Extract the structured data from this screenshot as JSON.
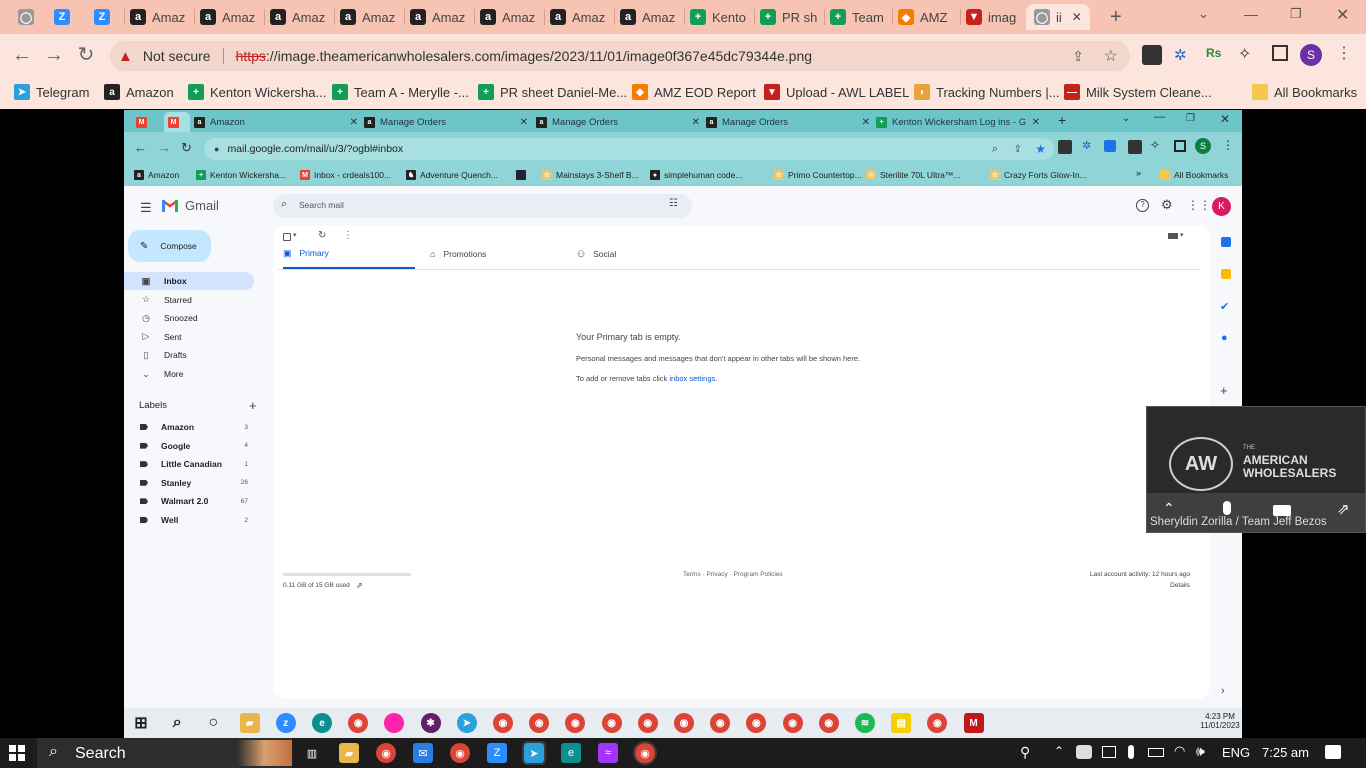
{
  "outer_browser": {
    "tabs": [
      {
        "label": "",
        "icon": "globe-icon"
      },
      {
        "label": "",
        "icon": "zoom-icon"
      },
      {
        "label": "",
        "icon": "zoom-icon"
      },
      {
        "label": "Amaz",
        "icon": "amazon-icon"
      },
      {
        "label": "Amaz",
        "icon": "amazon-icon"
      },
      {
        "label": "Amaz",
        "icon": "amazon-icon"
      },
      {
        "label": "Amaz",
        "icon": "amazon-icon"
      },
      {
        "label": "Amaz",
        "icon": "amazon-icon"
      },
      {
        "label": "Amaz",
        "icon": "amazon-icon"
      },
      {
        "label": "Amaz",
        "icon": "amazon-icon"
      },
      {
        "label": "Amaz",
        "icon": "amazon-icon"
      },
      {
        "label": "Kento",
        "icon": "sheets-icon"
      },
      {
        "label": "PR sh",
        "icon": "sheets-icon"
      },
      {
        "label": "Team",
        "icon": "sheets-icon"
      },
      {
        "label": "AMZ",
        "icon": "script-icon"
      },
      {
        "label": "imag",
        "icon": "shield-icon"
      },
      {
        "label": "ii",
        "icon": "globe-icon"
      }
    ],
    "security_label": "Not secure",
    "url_scheme": "https",
    "url_rest": "://image.theamericanwholesalers.com/images/2023/11/01/image0f367e45dc79344e.png",
    "bookmarks": [
      "Telegram",
      "Amazon",
      "Kenton Wickersha...",
      "Team A - Merylle -...",
      "PR sheet Daniel-Me...",
      "AMZ EOD Report",
      "Upload - AWL LABEL",
      "Tracking Numbers |...",
      "Milk System Cleane..."
    ],
    "all_bookmarks": "All Bookmarks",
    "profile_initial": "S"
  },
  "inner_browser": {
    "tabs": [
      "",
      "",
      "Amazon",
      "Manage Orders",
      "Manage Orders",
      "Manage Orders",
      "Kenton Wickersham Log ins - G"
    ],
    "url": "mail.google.com/mail/u/3/?ogbl#inbox",
    "bookmarks": [
      "Amazon",
      "Kenton Wickersha...",
      "Inbox - crdeals100...",
      "Adventure Quench...",
      "Mainstays 3-Shelf B...",
      "simplehuman code...",
      "Primo Countertop...",
      "Sterilite 70L Ultra™...",
      "Crazy Forts Glow-In..."
    ],
    "all_bookmarks": "All Bookmarks",
    "profile_initial": "S"
  },
  "gmail": {
    "brand": "Gmail",
    "search_placeholder": "Search mail",
    "account_initial": "K",
    "compose": "Compose",
    "nav": [
      {
        "label": "Inbox",
        "icon": "inbox-icon"
      },
      {
        "label": "Starred",
        "icon": "star-icon"
      },
      {
        "label": "Snoozed",
        "icon": "clock-icon"
      },
      {
        "label": "Sent",
        "icon": "send-icon"
      },
      {
        "label": "Drafts",
        "icon": "draft-icon"
      },
      {
        "label": "More",
        "icon": "chevron-down-icon"
      }
    ],
    "labels_heading": "Labels",
    "labels": [
      {
        "name": "Amazon",
        "count": "3"
      },
      {
        "name": "Google",
        "count": "4"
      },
      {
        "name": "Little Canadian",
        "count": "1"
      },
      {
        "name": "Stanley",
        "count": "26"
      },
      {
        "name": "Walmart 2.0",
        "count": "67"
      },
      {
        "name": "Well",
        "count": "2"
      }
    ],
    "tabs": [
      "Primary",
      "Promotions",
      "Social"
    ],
    "empty_title": "Your Primary tab is empty.",
    "empty_line": "Personal messages and messages that don't appear in other tabs will be shown here.",
    "empty_add_prefix": "To add or remove tabs click ",
    "empty_add_link": "inbox settings",
    "empty_add_suffix": ".",
    "storage": "0.11 GB of 15 GB used",
    "footer_links": "Terms · Privacy · Program Policies",
    "last_activity": "Last account activity: 12 hours ago",
    "details": "Details"
  },
  "inner_clock": {
    "time": "4:23 PM",
    "date": "11/01/2023"
  },
  "zoom_overlay": {
    "logo_line1": "THE",
    "logo_line2": "AMERICAN",
    "logo_line3": "WHOLESALERS",
    "participant": "Sheryldin Zorilla / Team Jeff Bezos"
  },
  "taskbar": {
    "search": "Search",
    "language": "ENG",
    "time": "7:25 am"
  }
}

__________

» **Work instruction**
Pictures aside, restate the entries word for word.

» **Expected output**
Extract the structured data from this screenshot as JSON.
{
  "outer_browser": {
    "tabs": [
      {
        "label": "",
        "icon": "globe-icon"
      },
      {
        "label": "",
        "icon": "zoom-icon"
      },
      {
        "label": "",
        "icon": "zoom-icon"
      },
      {
        "label": "Amaz",
        "icon": "amazon-icon"
      },
      {
        "label": "Amaz",
        "icon": "amazon-icon"
      },
      {
        "label": "Amaz",
        "icon": "amazon-icon"
      },
      {
        "label": "Amaz",
        "icon": "amazon-icon"
      },
      {
        "label": "Amaz",
        "icon": "amazon-icon"
      },
      {
        "label": "Amaz",
        "icon": "amazon-icon"
      },
      {
        "label": "Amaz",
        "icon": "amazon-icon"
      },
      {
        "label": "Amaz",
        "icon": "amazon-icon"
      },
      {
        "label": "Kento",
        "icon": "sheets-icon"
      },
      {
        "label": "PR sh",
        "icon": "sheets-icon"
      },
      {
        "label": "Team",
        "icon": "sheets-icon"
      },
      {
        "label": "AMZ",
        "icon": "script-icon"
      },
      {
        "label": "imag",
        "icon": "shield-icon"
      },
      {
        "label": "ii",
        "icon": "globe-icon"
      }
    ],
    "security_label": "Not secure",
    "url_scheme": "https",
    "url_rest": "://image.theamericanwholesalers.com/images/2023/11/01/image0f367e45dc79344e.png",
    "bookmarks": [
      "Telegram",
      "Amazon",
      "Kenton Wickersha...",
      "Team A - Merylle -...",
      "PR sheet Daniel-Me...",
      "AMZ EOD Report",
      "Upload - AWL LABEL",
      "Tracking Numbers |...",
      "Milk System Cleane..."
    ],
    "all_bookmarks": "All Bookmarks",
    "profile_initial": "S"
  },
  "inner_browser": {
    "tabs": [
      "",
      "",
      "Amazon",
      "Manage Orders",
      "Manage Orders",
      "Manage Orders",
      "Kenton Wickersham Log ins - G"
    ],
    "url": "mail.google.com/mail/u/3/?ogbl#inbox",
    "bookmarks": [
      "Amazon",
      "Kenton Wickersha...",
      "Inbox - crdeals100...",
      "Adventure Quench...",
      "Mainstays 3-Shelf B...",
      "simplehuman code...",
      "Primo Countertop...",
      "Sterilite 70L Ultra™...",
      "Crazy Forts Glow-In..."
    ],
    "all_bookmarks": "All Bookmarks",
    "profile_initial": "S"
  },
  "gmail": {
    "brand": "Gmail",
    "search_placeholder": "Search mail",
    "account_initial": "K",
    "compose": "Compose",
    "nav": [
      {
        "label": "Inbox",
        "icon": "inbox-icon"
      },
      {
        "label": "Starred",
        "icon": "star-icon"
      },
      {
        "label": "Snoozed",
        "icon": "clock-icon"
      },
      {
        "label": "Sent",
        "icon": "send-icon"
      },
      {
        "label": "Drafts",
        "icon": "draft-icon"
      },
      {
        "label": "More",
        "icon": "chevron-down-icon"
      }
    ],
    "labels_heading": "Labels",
    "labels": [
      {
        "name": "Amazon",
        "count": "3"
      },
      {
        "name": "Google",
        "count": "4"
      },
      {
        "name": "Little Canadian",
        "count": "1"
      },
      {
        "name": "Stanley",
        "count": "26"
      },
      {
        "name": "Walmart 2.0",
        "count": "67"
      },
      {
        "name": "Well",
        "count": "2"
      }
    ],
    "tabs": [
      "Primary",
      "Promotions",
      "Social"
    ],
    "empty_title": "Your Primary tab is empty.",
    "empty_line": "Personal messages and messages that don't appear in other tabs will be shown here.",
    "empty_add_prefix": "To add or remove tabs click ",
    "empty_add_link": "inbox settings",
    "empty_add_suffix": ".",
    "storage": "0.11 GB of 15 GB used",
    "footer_links": "Terms · Privacy · Program Policies",
    "last_activity": "Last account activity: 12 hours ago",
    "details": "Details"
  },
  "inner_clock": {
    "time": "4:23 PM",
    "date": "11/01/2023"
  },
  "zoom_overlay": {
    "logo_line1": "THE",
    "logo_line2": "AMERICAN",
    "logo_line3": "WHOLESALERS",
    "participant": "Sheryldin Zorilla / Team Jeff Bezos"
  },
  "taskbar": {
    "search": "Search",
    "language": "ENG",
    "time": "7:25 am"
  }
}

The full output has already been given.